Pictures stay out; everything else in the records below is copied exactly.

[[ LISTED RECORDS, beginning ]]

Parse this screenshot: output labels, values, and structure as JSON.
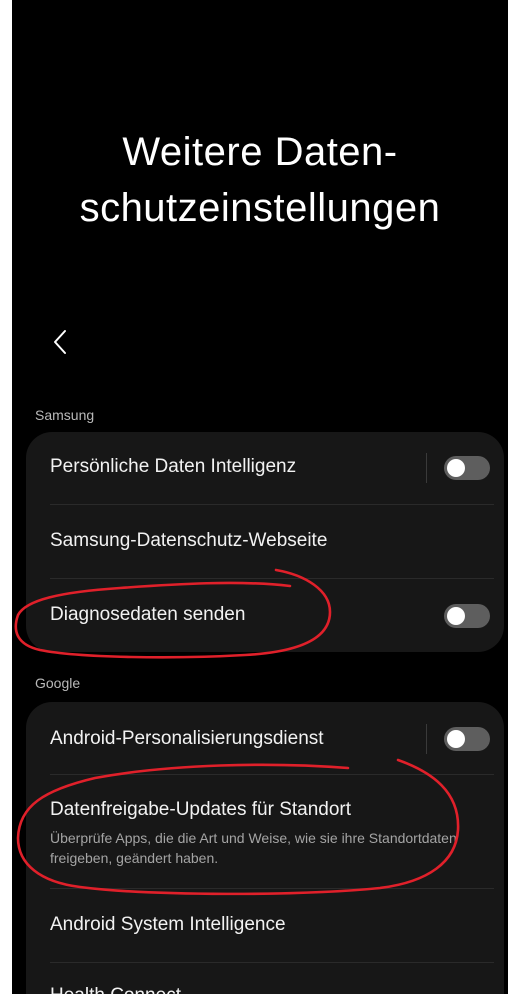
{
  "header": {
    "title_line1": "Weitere Daten-",
    "title_line2": "schutzeinstellungen"
  },
  "icons": {
    "back": "chevron-left-icon"
  },
  "sections": [
    {
      "label": "Samsung",
      "items": [
        {
          "label": "Persönliche Daten Intelligenz",
          "toggle": "off"
        },
        {
          "label": "Samsung-Datenschutz-Webseite"
        },
        {
          "label": "Diagnosedaten senden",
          "toggle": "off"
        }
      ]
    },
    {
      "label": "Google",
      "items": [
        {
          "label": "Android-Personalisierungsdienst",
          "toggle": "off"
        },
        {
          "label": "Datenfreigabe-Updates für Standort",
          "sublabel": "Überprüfe Apps, die die Art und Weise, wie sie ihre Standortdaten freigeben, geändert haben."
        },
        {
          "label": "Android System Intelligence"
        },
        {
          "label": "Health Connect"
        }
      ]
    }
  ],
  "colors": {
    "background": "#000000",
    "card": "#171717",
    "toggle_off": "#5e5e5e",
    "annotation": "#e0202a"
  }
}
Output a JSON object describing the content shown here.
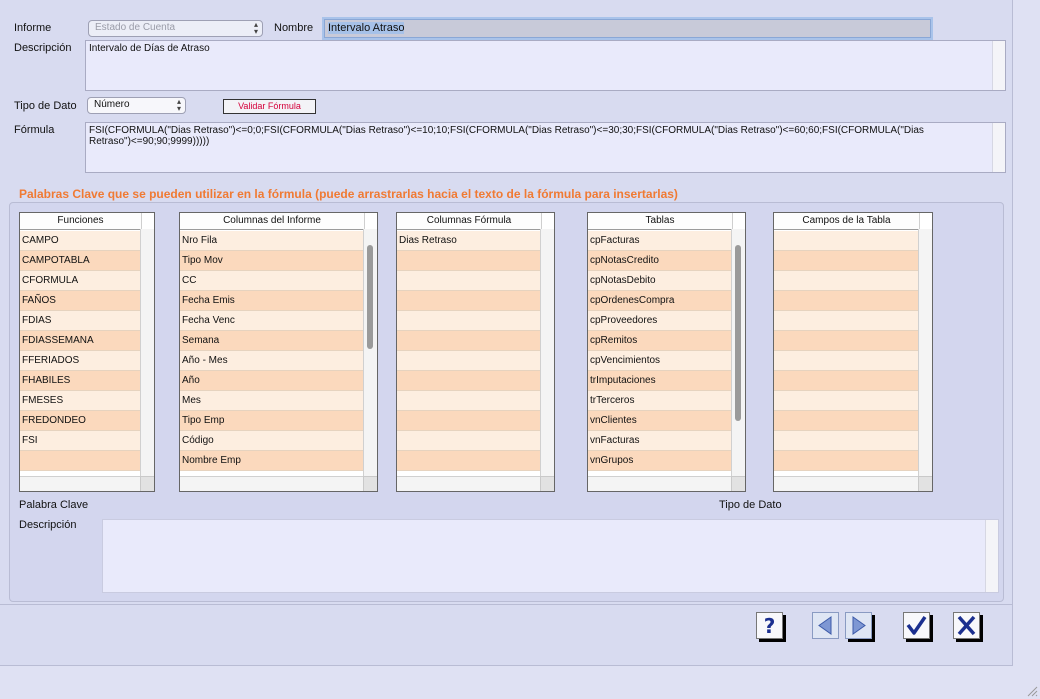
{
  "form": {
    "informe_label": "Informe",
    "informe_value": "Estado de Cuenta",
    "nombre_label": "Nombre",
    "nombre_value": "Intervalo Atraso",
    "descripcion_label": "Descripción",
    "descripcion_value": "Intervalo de Días de Atraso",
    "tipo_dato_label": "Tipo de Dato",
    "tipo_dato_value": "Número",
    "validar_label": "Validar Fórmula",
    "formula_label": "Fórmula",
    "formula_line1": "FSI(CFORMULA(\"Dias Retraso\")<=0;0;FSI(CFORMULA(\"Dias Retraso\")<=10;10;FSI(CFORMULA(\"Dias Retraso\")<=30;30;FSI(CFORMULA(\"Dias Retraso\")<=60;60;FSI(CFORMULA(\"Dias",
    "formula_line2": "Retraso\")<=90;90;9999)))))"
  },
  "keywords": {
    "title": "Palabras Clave que se pueden utilizar en la fórmula (puede arrastrarlas hacia el texto de la fórmula para insertarlas)",
    "funciones": {
      "header": "Funciones",
      "items": [
        "CAMPO",
        "CAMPOTABLA",
        "CFORMULA",
        "FAÑOS",
        "FDIAS",
        "FDIASSEMANA",
        "FFERIADOS",
        "FHABILES",
        "FMESES",
        "FREDONDEO",
        "FSI"
      ]
    },
    "columnas_informe": {
      "header": "Columnas del Informe",
      "items": [
        "Nro Fila",
        "Tipo Mov",
        "CC",
        "Fecha Emis",
        "Fecha Venc",
        "Semana",
        "Año - Mes",
        "Año",
        "Mes",
        "Tipo Emp",
        "Código",
        "Nombre Emp"
      ]
    },
    "columnas_formula": {
      "header": "Columnas Fórmula",
      "items": [
        "Dias Retraso"
      ]
    },
    "tablas": {
      "header": "Tablas",
      "items": [
        "cpFacturas",
        "cpNotasCredito",
        "cpNotasDebito",
        "cpOrdenesCompra",
        "cpProveedores",
        "cpRemitos",
        "cpVencimientos",
        "trImputaciones",
        "trTerceros",
        "vnClientes",
        "vnFacturas",
        "vnGrupos"
      ]
    },
    "campos_tabla": {
      "header": "Campos de la Tabla",
      "items": []
    },
    "palabra_clave_label": "Palabra Clave",
    "tipo_dato_label": "Tipo de Dato",
    "descripcion_label": "Descripción"
  },
  "toolbar": {
    "help_icon": "question-mark-icon",
    "prev_icon": "arrow-left-icon",
    "next_icon": "arrow-right-icon",
    "accept_icon": "check-icon",
    "cancel_icon": "x-icon"
  }
}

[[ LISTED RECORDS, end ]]

> SOLUTION TO THE EXERCISE:
Parse this screenshot: output labels, values, and structure as JSON.
{
  "header": {
    "title_line1": "Weitere Daten-",
    "title_line2": "schutzeinstellungen"
  },
  "icons": {
    "back": "chevron-left-icon"
  },
  "sections": [
    {
      "label": "Samsung",
      "items": [
        {
          "label": "Persönliche Daten Intelligenz",
          "toggle": "off"
        },
        {
          "label": "Samsung-Datenschutz-Webseite"
        },
        {
          "label": "Diagnosedaten senden",
          "toggle": "off"
        }
      ]
    },
    {
      "label": "Google",
      "items": [
        {
          "label": "Android-Personalisierungsdienst",
          "toggle": "off"
        },
        {
          "label": "Datenfreigabe-Updates für Standort",
          "sublabel": "Überprüfe Apps, die die Art und Weise, wie sie ihre Standortdaten freigeben, geändert haben."
        },
        {
          "label": "Android System Intelligence"
        },
        {
          "label": "Health Connect"
        }
      ]
    }
  ],
  "colors": {
    "background": "#000000",
    "card": "#171717",
    "toggle_off": "#5e5e5e",
    "annotation": "#e0202a"
  }
}
Output a JSON object describing the content shown here.
{
  "form": {
    "informe_label": "Informe",
    "informe_value": "Estado de Cuenta",
    "nombre_label": "Nombre",
    "nombre_value": "Intervalo Atraso",
    "descripcion_label": "Descripción",
    "descripcion_value": "Intervalo de Días de Atraso",
    "tipo_dato_label": "Tipo de Dato",
    "tipo_dato_value": "Número",
    "validar_label": "Validar Fórmula",
    "formula_label": "Fórmula",
    "formula_line1": "FSI(CFORMULA(\"Dias Retraso\")<=0;0;FSI(CFORMULA(\"Dias Retraso\")<=10;10;FSI(CFORMULA(\"Dias Retraso\")<=30;30;FSI(CFORMULA(\"Dias Retraso\")<=60;60;FSI(CFORMULA(\"Dias",
    "formula_line2": "Retraso\")<=90;90;9999)))))"
  },
  "keywords": {
    "title": "Palabras Clave que se pueden utilizar en la fórmula (puede arrastrarlas hacia el texto de la fórmula para insertarlas)",
    "funciones": {
      "header": "Funciones",
      "items": [
        "CAMPO",
        "CAMPOTABLA",
        "CFORMULA",
        "FAÑOS",
        "FDIAS",
        "FDIASSEMANA",
        "FFERIADOS",
        "FHABILES",
        "FMESES",
        "FREDONDEO",
        "FSI"
      ]
    },
    "columnas_informe": {
      "header": "Columnas del Informe",
      "items": [
        "Nro Fila",
        "Tipo Mov",
        "CC",
        "Fecha Emis",
        "Fecha Venc",
        "Semana",
        "Año - Mes",
        "Año",
        "Mes",
        "Tipo Emp",
        "Código",
        "Nombre Emp"
      ]
    },
    "columnas_formula": {
      "header": "Columnas Fórmula",
      "items": [
        "Dias Retraso"
      ]
    },
    "tablas": {
      "header": "Tablas",
      "items": [
        "cpFacturas",
        "cpNotasCredito",
        "cpNotasDebito",
        "cpOrdenesCompra",
        "cpProveedores",
        "cpRemitos",
        "cpVencimientos",
        "trImputaciones",
        "trTerceros",
        "vnClientes",
        "vnFacturas",
        "vnGrupos"
      ]
    },
    "campos_tabla": {
      "header": "Campos de la Tabla",
      "items": []
    },
    "palabra_clave_label": "Palabra Clave",
    "tipo_dato_label": "Tipo de Dato",
    "descripcion_label": "Descripción"
  },
  "toolbar": {
    "help_icon": "question-mark-icon",
    "prev_icon": "arrow-left-icon",
    "next_icon": "arrow-right-icon",
    "accept_icon": "check-icon",
    "cancel_icon": "x-icon"
  }
}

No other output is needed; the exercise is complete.